▼▼▼

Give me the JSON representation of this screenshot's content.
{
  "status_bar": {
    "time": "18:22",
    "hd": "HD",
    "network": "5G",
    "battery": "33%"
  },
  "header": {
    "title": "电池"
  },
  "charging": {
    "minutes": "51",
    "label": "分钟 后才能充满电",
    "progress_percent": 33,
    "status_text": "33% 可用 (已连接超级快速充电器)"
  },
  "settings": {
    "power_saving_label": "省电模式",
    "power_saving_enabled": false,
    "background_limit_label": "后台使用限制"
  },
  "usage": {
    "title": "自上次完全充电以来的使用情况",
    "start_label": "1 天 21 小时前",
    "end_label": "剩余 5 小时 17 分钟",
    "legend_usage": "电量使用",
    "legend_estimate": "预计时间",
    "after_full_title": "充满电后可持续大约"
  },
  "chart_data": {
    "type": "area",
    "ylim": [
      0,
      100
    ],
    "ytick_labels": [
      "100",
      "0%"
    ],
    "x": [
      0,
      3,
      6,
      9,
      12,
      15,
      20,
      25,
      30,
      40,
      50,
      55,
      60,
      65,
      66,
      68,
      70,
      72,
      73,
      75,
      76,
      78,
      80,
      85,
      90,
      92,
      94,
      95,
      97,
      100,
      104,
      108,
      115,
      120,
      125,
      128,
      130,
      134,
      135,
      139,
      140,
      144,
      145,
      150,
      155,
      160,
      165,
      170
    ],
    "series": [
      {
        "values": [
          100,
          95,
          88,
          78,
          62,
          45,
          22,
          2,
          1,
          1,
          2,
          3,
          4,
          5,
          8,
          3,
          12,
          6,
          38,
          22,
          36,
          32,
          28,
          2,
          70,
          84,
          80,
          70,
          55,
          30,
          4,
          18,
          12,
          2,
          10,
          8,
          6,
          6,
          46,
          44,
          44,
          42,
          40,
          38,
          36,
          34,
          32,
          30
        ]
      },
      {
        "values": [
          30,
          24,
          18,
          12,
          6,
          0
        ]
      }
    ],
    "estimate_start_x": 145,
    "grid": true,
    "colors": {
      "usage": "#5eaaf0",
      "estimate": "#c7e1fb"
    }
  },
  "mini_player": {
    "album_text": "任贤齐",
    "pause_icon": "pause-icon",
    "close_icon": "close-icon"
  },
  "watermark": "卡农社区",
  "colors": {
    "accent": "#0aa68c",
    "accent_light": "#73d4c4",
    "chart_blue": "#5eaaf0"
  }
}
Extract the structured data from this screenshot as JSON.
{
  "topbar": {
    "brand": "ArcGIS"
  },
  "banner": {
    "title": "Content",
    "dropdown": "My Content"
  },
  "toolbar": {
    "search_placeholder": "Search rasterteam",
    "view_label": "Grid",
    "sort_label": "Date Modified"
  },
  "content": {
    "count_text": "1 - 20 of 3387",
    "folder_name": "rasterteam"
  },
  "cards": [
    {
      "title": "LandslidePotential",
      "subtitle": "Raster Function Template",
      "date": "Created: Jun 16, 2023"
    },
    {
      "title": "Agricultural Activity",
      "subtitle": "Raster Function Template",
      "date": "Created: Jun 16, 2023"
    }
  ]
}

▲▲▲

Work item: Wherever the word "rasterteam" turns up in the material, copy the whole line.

Problem solution:
    "search_placeholder": "Search rasterteam",
    "folder_name": "rasterteam"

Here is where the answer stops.